Using the listing below, select the lines with the word "mention" and copy them.

• Task inputs:
☆ ☆ ☆ ☆ ☆
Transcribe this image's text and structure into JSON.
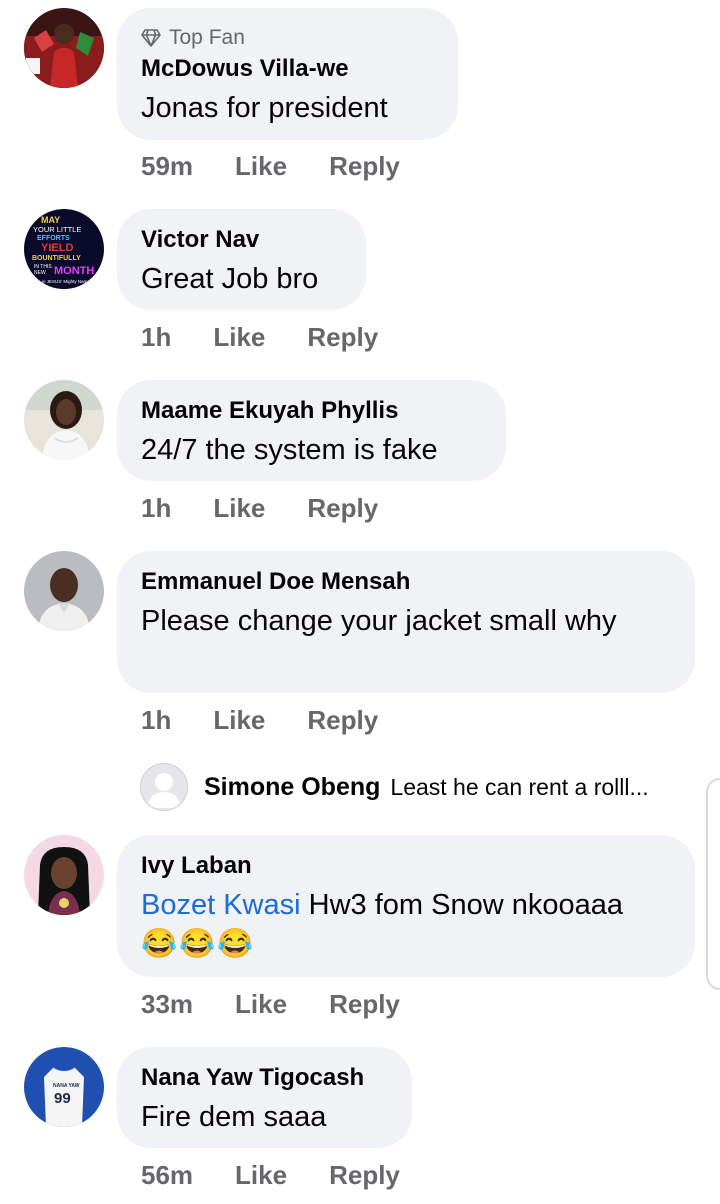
{
  "comments": [
    {
      "badge": "Top Fan",
      "author": "McDowus Villa-we",
      "text": "Jonas for president",
      "time": "59m",
      "like": "Like",
      "reply": "Reply"
    },
    {
      "author": "Victor Nav",
      "text": "Great Job bro",
      "time": "1h",
      "like": "Like",
      "reply": "Reply",
      "avatar_text": [
        "MAY",
        "YOUR LITTLE",
        "EFFORTS",
        "YIELD",
        "BOUNTIFULLY",
        "IN THIS",
        "NEW",
        "MONTH",
        "in JESUS' Mighty Name"
      ]
    },
    {
      "author": "Maame Ekuyah Phyllis",
      "text": "24/7 the system is fake",
      "time": "1h",
      "like": "Like",
      "reply": "Reply"
    },
    {
      "author": "Emmanuel Doe Mensah",
      "text": "Please change your jacket small why",
      "time": "1h",
      "like": "Like",
      "reply": "Reply",
      "reply_preview": {
        "author": "Simone Obeng",
        "text": "Least he can rent a rolll..."
      }
    },
    {
      "author": "Ivy Laban",
      "mention": "Bozet Kwasi",
      "text": " Hw3 fom Snow nkooaaa",
      "emojis": "😂😂😂",
      "time": "33m",
      "like": "Like",
      "reply": "Reply"
    },
    {
      "author": "Nana Yaw Tigocash",
      "text": "Fire dem saaa",
      "time": "56m",
      "like": "Like",
      "reply": "Reply",
      "avatar_text": [
        "NANA YAW",
        "99"
      ]
    }
  ],
  "colors": {
    "bubble": "#f0f2f5",
    "meta": "#65676b",
    "mention": "#1b6bd8"
  }
}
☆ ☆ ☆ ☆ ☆
• Solution to this exercise:
      "mention": "Bozet Kwasi",
    "mention": "#1b6bd8"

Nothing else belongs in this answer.